Asked if Girl Scouts supports gay marriage, Allen responded, “Because Girl Scouts is a very diverse organization, we also respect the many points of view on political and social issues.”

This is not the first indication that Girl Scouts favors a more liberal take on gay issues. Their policies have long stated that they value “diversity and inclusiveness” and do not discriminate against “sexual orientation.”

In 2011 the Girl Scouts announced that they would allow a cross-dressing seven-year-old boy to join the Girl Scouts.

The scouting organization has come under heavy fire in recent years from conservative leaders for its close ties to Planned Parenthood and other left-leaning organizations. 

In 2004 GSUSA’s then-CEO Kathy Cloninger told NBC’s Today show, “We partner with many organizations.  We have relationships with our church communities, with YWCAs, and with Planned Parenthood organizations across the country, to bring information-based sex education programs to girls.” 

In a 2004 survey by STOPP International, around 25 percent of GSUSA councils who responded said they partnered with Planned Parenthood in some way. Sixty-five out of the country’s 249 councils responded to the survey.  

But while Girl Scouts of the USA (GSUSA) has disputed claims that it has ties to Planned Parenthood, the World Association of Girl Guides and Girl Scouts (WAGGGS), with which GSUSA is affiliated, has taken an aggressive stand in favour of “safe” abortions, as can be gleaned from a search of their website

In 2010, the Catholic Family and Human Rights Institute (C-FAM) reported that WAGGGS had girls participate in a United Nations workshop that distributed the controversial Planned Parenthood sex education pamphlet “Happy, Healthy, and Hot”, which instructs young girls not to think of sex as “just about vaginal or anal intercourse.”  WAGGGS disputed the report at the time. 

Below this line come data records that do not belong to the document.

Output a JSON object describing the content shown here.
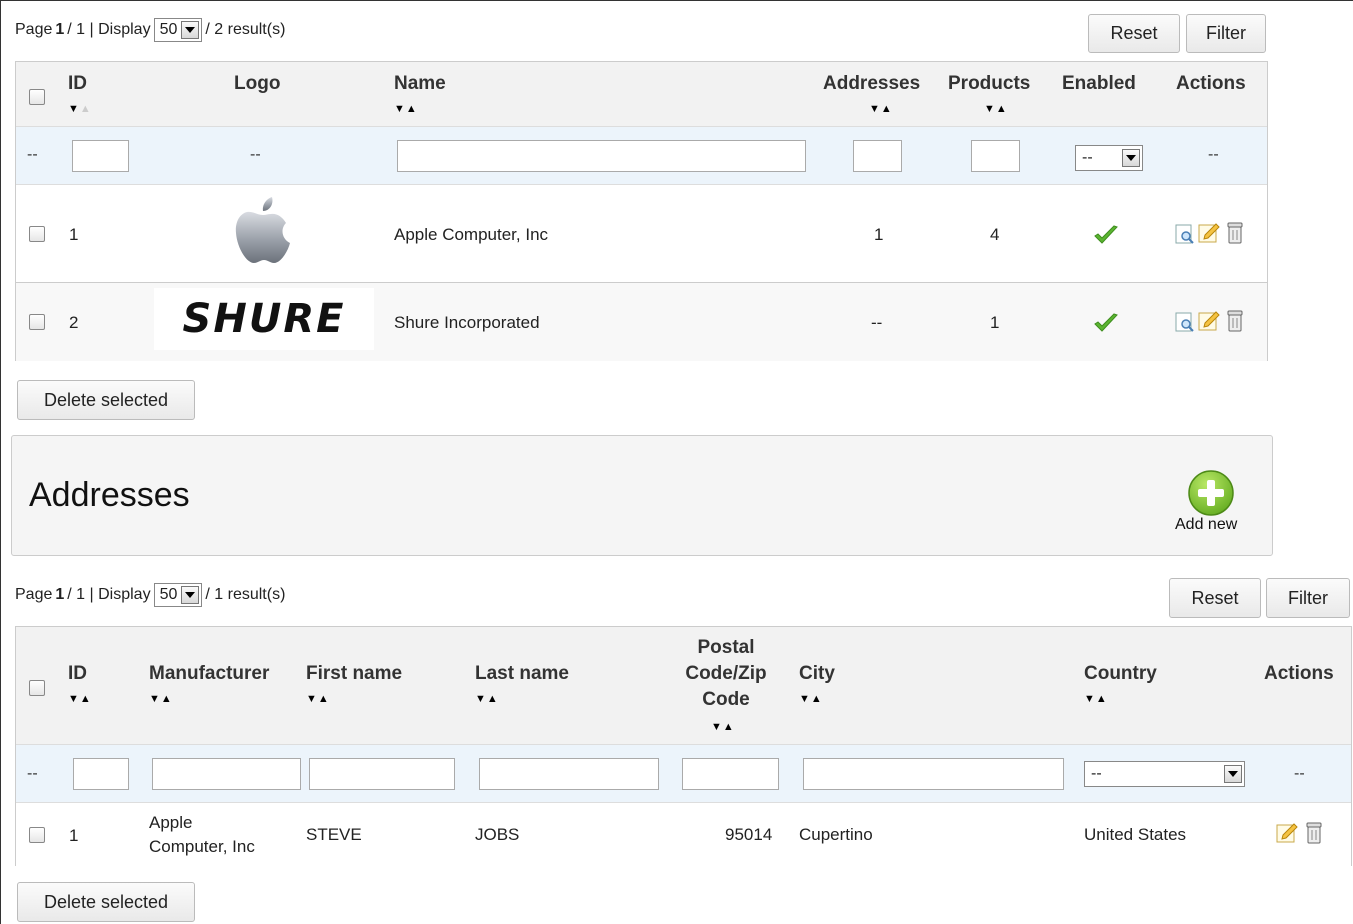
{
  "manufacturers": {
    "pager": {
      "page_prefix": "Page",
      "page_current": "1",
      "page_total": " / 1 | Display",
      "per_page": "50",
      "results": "/ 2 result(s)"
    },
    "reset_label": "Reset",
    "filter_label": "Filter",
    "columns": {
      "id": "ID",
      "logo": "Logo",
      "name": "Name",
      "addresses": "Addresses",
      "products": "Products",
      "enabled": "Enabled",
      "actions": "Actions"
    },
    "filter_row": {
      "checkbox_dash": "--",
      "logo_dash": "--",
      "enabled_value": "--",
      "actions_dash": "--"
    },
    "rows": [
      {
        "id": "1",
        "logo": "apple-logo",
        "name": "Apple Computer, Inc",
        "addresses": "1",
        "products": "4",
        "enabled": true
      },
      {
        "id": "2",
        "logo": "shure-logo",
        "logo_text": "SHURE",
        "name": "Shure Incorporated",
        "addresses": "--",
        "products": "1",
        "enabled": true
      }
    ],
    "delete_label": "Delete selected"
  },
  "addresses_panel": {
    "title": "Addresses",
    "add_new_label": "Add new",
    "add_icon": "plus-circle-icon"
  },
  "addresses": {
    "pager": {
      "page_prefix": "Page",
      "page_current": "1",
      "page_total": " / 1 | Display",
      "per_page": "50",
      "results": "/ 1 result(s)"
    },
    "reset_label": "Reset",
    "filter_label": "Filter",
    "columns": {
      "id": "ID",
      "manufacturer": "Manufacturer",
      "first_name": "First name",
      "last_name": "Last name",
      "postal_1": "Postal",
      "postal_2": "Code/Zip",
      "postal_3": "Code",
      "city": "City",
      "country": "Country",
      "actions": "Actions"
    },
    "filter_row": {
      "checkbox_dash": "--",
      "country_value": "--",
      "actions_dash": "--"
    },
    "rows": [
      {
        "id": "1",
        "manufacturer_1": "Apple",
        "manufacturer_2": "Computer, Inc",
        "first_name": "STEVE",
        "last_name": "JOBS",
        "postal": "95014",
        "city": "Cupertino",
        "country": "United States"
      }
    ],
    "delete_label": "Delete selected"
  },
  "colors": {
    "enabled_check": "#5cb531",
    "add_new_green": "#7cc32a",
    "filter_row_bg": "#ecf4fb"
  }
}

Last June, Catholic Bishop James Conley of Denver warned that participation in the Girl Scouts risks opening young women to the pro-abortion agenda because of the organization’s approach to sexuality and “reproductive freedom.”